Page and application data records
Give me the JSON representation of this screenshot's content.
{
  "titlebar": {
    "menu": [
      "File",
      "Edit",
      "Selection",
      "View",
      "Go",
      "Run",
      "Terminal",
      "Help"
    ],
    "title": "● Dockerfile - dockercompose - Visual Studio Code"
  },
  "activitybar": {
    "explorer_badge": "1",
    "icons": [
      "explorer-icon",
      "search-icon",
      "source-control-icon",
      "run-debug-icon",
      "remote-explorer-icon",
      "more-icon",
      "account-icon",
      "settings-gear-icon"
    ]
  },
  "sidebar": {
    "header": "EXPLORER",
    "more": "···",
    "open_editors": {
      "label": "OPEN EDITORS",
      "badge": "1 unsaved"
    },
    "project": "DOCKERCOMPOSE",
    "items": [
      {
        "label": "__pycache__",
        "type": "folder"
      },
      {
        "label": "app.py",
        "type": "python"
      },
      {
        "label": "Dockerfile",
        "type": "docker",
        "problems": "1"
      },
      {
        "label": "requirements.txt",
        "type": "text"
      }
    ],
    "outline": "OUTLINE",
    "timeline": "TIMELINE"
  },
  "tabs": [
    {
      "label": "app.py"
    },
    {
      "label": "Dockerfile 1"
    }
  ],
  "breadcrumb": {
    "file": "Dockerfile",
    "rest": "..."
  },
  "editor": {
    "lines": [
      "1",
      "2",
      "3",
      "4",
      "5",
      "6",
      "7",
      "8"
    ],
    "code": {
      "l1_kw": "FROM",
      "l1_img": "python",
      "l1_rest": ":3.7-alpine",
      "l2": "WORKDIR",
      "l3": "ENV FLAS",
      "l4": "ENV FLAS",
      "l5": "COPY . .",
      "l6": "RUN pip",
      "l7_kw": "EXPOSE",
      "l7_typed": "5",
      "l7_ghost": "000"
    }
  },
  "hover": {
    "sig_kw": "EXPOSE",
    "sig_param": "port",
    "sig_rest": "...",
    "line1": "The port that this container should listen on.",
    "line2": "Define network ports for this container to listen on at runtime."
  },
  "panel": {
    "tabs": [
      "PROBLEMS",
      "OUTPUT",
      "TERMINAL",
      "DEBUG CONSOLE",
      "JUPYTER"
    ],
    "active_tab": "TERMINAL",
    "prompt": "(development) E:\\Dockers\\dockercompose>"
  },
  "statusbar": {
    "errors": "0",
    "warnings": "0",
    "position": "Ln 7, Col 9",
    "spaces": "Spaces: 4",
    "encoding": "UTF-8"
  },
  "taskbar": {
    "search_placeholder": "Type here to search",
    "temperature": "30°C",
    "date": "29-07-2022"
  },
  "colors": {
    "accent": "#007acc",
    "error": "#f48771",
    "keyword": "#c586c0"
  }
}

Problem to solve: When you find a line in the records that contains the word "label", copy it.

Finished exercise:
      "label": "OPEN EDITORS",
        "label": "__pycache__",
        "label": "app.py",
        "label": "Dockerfile",
        "label": "requirements.txt",
      "label": "app.py"
      "label": "Dockerfile 1"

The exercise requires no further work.